      Father, dear father
      Will you be proud of me?
      I wish I could be
      Just like you.
  2. A male ancestor more remote than a parent; a progenitor; especially, a first ancestor.
    • Bible, 1 Kings ii. 10
      David slept with his fathers.
    • Bible, Rom. iv. 16
      Abraham, who is the father of us all
  3. A term of respectful address for an elderly man.
    Come, father; you can sit here.
  4. A term of respectful address for a priest.
    • Shakespeare
      Bless you, good father friar!
  5. A person who plays the role of a father in some way.
    My brother was a father to me after my parents got divorced.
    The child is father to the man.
    • Bible, Job xxix. 16
      I was a father to the poor.
    • Bible, Genesis xiv. 8
      He hath made me a father to Pharaoh, and lord of all his house.
  6. The founder of a discipline or science.
    Albert Einstein is the father of modern physics.
  7. A senator of Ancient Rome.

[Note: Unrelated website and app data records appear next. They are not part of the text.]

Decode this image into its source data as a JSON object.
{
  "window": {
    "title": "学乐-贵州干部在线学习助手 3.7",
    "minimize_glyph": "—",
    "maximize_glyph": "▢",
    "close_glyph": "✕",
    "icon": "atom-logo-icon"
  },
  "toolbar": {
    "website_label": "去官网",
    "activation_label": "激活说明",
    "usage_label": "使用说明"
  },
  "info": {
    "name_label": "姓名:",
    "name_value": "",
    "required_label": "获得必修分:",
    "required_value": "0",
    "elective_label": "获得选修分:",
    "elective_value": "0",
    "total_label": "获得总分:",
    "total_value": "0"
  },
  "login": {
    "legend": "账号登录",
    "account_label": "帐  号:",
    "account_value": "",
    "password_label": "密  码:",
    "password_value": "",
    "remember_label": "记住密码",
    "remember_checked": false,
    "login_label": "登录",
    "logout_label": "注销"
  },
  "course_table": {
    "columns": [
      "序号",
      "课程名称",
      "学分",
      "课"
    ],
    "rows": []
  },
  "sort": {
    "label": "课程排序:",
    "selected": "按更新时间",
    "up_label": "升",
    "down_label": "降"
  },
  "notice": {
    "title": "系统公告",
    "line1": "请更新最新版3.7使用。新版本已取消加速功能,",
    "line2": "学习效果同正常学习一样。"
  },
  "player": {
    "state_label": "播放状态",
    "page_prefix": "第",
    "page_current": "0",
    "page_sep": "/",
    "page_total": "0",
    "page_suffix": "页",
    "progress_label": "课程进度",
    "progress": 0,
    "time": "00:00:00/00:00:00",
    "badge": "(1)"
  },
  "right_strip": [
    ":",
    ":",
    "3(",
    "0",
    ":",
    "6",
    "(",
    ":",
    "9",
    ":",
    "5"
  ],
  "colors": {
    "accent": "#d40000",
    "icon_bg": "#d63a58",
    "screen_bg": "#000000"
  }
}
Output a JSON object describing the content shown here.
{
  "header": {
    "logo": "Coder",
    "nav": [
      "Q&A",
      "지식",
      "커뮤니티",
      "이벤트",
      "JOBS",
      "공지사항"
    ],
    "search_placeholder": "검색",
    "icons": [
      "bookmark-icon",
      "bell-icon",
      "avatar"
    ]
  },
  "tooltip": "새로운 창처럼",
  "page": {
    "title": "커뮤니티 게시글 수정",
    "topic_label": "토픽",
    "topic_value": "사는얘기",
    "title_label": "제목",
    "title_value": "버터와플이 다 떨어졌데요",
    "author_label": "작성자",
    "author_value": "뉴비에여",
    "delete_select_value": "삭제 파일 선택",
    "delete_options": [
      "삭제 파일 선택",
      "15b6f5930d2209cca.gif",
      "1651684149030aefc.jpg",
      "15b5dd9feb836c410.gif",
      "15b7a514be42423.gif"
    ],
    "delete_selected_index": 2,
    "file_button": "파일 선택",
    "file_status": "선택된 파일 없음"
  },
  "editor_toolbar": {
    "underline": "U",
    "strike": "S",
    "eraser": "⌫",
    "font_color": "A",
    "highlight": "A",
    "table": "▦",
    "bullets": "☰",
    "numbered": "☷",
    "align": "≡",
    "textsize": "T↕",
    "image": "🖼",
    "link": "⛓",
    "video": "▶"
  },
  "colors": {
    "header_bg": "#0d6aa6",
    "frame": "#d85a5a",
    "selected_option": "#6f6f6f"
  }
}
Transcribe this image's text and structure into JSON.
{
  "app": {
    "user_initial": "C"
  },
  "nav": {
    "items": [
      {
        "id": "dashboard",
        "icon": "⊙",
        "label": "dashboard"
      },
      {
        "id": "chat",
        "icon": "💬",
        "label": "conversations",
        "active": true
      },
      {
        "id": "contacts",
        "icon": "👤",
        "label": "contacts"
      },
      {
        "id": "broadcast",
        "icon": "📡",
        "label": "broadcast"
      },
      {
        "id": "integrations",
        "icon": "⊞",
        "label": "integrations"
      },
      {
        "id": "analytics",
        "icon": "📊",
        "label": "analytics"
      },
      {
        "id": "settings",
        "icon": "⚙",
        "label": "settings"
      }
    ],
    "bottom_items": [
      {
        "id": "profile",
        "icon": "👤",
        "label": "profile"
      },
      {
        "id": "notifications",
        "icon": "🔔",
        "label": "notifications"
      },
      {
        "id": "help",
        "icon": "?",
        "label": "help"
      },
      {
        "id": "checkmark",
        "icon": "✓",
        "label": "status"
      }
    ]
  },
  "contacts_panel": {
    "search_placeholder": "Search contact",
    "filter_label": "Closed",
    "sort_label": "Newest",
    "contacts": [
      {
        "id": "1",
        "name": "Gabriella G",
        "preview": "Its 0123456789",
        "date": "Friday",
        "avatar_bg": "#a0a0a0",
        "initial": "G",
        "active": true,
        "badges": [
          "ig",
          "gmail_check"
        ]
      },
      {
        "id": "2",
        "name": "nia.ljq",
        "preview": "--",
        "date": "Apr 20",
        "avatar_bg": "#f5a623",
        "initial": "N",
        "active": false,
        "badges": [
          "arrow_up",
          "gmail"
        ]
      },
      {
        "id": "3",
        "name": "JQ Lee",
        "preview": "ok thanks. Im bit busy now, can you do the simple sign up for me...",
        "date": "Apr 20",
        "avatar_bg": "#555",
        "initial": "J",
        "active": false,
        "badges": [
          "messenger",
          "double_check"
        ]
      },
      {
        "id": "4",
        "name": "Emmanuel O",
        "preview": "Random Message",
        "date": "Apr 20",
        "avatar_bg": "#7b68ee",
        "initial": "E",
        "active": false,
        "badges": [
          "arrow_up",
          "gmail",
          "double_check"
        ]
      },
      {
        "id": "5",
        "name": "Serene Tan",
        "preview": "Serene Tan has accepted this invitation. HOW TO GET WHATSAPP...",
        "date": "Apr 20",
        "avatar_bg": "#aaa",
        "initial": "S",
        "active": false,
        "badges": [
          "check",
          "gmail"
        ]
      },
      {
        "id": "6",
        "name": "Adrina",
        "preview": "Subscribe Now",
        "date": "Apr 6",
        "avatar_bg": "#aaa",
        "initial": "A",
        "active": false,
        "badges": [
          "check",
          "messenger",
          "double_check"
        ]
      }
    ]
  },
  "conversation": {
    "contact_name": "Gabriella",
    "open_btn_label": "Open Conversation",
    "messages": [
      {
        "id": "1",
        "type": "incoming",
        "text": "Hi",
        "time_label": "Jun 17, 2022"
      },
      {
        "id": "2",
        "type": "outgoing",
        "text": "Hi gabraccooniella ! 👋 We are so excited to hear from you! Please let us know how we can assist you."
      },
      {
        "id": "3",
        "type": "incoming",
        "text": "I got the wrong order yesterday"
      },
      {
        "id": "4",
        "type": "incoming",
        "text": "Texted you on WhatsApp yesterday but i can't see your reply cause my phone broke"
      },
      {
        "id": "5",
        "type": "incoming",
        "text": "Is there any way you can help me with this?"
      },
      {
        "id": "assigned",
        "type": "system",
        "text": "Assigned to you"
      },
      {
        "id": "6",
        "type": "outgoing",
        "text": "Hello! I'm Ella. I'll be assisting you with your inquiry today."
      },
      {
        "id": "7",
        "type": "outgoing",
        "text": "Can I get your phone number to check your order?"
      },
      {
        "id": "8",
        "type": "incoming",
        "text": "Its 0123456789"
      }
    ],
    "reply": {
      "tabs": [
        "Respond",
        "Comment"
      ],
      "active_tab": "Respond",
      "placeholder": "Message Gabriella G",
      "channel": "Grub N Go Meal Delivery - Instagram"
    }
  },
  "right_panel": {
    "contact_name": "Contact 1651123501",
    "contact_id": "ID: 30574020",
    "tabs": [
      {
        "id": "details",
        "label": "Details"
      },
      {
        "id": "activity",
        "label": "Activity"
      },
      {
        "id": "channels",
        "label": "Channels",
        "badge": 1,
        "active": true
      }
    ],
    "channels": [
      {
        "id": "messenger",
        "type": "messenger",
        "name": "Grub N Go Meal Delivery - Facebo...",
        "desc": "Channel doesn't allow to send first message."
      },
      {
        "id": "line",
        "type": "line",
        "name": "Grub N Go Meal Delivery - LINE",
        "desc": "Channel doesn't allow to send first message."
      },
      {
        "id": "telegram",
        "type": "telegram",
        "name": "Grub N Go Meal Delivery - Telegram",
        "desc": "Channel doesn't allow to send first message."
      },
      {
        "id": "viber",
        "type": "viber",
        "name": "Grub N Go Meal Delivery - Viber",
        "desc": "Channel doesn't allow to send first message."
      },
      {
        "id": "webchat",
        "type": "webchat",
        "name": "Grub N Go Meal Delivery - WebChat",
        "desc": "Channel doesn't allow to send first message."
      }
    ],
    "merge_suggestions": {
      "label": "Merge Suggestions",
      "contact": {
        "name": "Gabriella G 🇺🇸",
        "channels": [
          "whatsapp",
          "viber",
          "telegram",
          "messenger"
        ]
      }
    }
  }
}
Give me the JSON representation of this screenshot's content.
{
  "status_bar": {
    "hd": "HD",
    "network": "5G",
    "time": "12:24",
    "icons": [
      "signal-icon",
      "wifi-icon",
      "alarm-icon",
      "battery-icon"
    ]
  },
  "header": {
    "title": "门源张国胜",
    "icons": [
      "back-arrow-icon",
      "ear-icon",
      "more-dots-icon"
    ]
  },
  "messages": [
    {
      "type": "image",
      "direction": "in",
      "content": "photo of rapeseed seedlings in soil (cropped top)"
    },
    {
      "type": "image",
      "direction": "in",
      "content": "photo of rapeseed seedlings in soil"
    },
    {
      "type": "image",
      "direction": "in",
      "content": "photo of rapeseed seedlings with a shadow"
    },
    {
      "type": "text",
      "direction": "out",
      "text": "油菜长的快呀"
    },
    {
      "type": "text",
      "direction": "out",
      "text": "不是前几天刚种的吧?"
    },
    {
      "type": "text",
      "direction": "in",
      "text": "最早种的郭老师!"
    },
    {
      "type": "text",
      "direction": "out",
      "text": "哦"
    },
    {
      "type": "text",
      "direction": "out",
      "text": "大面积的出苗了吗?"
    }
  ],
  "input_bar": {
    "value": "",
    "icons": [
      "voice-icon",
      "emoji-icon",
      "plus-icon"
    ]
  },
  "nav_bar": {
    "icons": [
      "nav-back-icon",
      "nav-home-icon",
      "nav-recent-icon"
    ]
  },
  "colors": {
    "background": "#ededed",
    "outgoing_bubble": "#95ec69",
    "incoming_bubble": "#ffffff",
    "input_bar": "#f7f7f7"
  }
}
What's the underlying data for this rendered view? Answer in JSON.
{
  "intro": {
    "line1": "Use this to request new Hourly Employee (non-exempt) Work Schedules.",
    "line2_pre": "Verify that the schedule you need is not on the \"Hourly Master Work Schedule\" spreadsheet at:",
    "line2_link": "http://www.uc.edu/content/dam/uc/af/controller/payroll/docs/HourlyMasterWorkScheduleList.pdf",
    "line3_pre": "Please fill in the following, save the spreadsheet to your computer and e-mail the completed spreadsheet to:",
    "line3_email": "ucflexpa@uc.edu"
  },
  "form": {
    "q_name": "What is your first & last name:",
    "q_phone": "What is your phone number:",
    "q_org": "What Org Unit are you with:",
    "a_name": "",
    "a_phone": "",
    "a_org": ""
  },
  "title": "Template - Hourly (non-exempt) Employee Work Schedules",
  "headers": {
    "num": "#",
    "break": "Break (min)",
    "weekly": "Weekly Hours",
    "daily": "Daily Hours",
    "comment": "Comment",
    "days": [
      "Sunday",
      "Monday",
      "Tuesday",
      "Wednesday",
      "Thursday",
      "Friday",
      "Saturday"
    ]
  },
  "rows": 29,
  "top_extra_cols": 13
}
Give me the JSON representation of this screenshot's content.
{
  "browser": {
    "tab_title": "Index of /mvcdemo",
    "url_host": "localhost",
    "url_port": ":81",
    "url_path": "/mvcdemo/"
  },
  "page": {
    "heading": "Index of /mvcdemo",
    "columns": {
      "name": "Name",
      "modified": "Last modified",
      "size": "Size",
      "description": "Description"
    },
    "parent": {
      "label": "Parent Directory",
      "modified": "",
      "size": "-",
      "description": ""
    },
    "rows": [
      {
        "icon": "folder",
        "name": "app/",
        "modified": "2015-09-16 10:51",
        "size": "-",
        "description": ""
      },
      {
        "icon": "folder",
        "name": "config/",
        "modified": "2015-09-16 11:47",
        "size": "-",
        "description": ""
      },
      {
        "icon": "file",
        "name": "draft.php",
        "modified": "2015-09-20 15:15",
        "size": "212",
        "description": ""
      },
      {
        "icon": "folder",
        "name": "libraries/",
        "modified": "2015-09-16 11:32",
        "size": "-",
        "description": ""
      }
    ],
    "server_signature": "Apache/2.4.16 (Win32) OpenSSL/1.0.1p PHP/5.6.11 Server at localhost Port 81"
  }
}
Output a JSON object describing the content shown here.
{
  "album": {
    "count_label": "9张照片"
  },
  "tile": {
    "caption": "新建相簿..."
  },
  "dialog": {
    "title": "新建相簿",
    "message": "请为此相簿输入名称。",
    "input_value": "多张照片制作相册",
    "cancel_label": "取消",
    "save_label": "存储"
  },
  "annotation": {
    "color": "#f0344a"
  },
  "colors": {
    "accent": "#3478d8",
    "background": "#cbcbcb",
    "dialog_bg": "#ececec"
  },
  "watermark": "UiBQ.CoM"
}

Synonyms

  • (parent): See also Wikisaurus:father

Antonyms

Hypernyms

Derived terms

Related terms

Translations

Verb

father (third-person singular simple present fathers, present participle fathering, simple past and past participle fathered)

  1. To be a father to; to sire.
  2. (figuratively) To give rise to.
  3. To act as a father; to support and nurture.
  4. To provide with a father.
    • Shakespeare
      Think you I am no stronger than my sex, / Being so fathered and so husbanded?
  5. To adopt as one's own.
    • Jonathan Swift
      Men of wit / Often fathered what he writ.

Translations

See also

Statistics

Most common English words before 1923: side · small · cannot · #224: father · nor · moment · however

Anagrams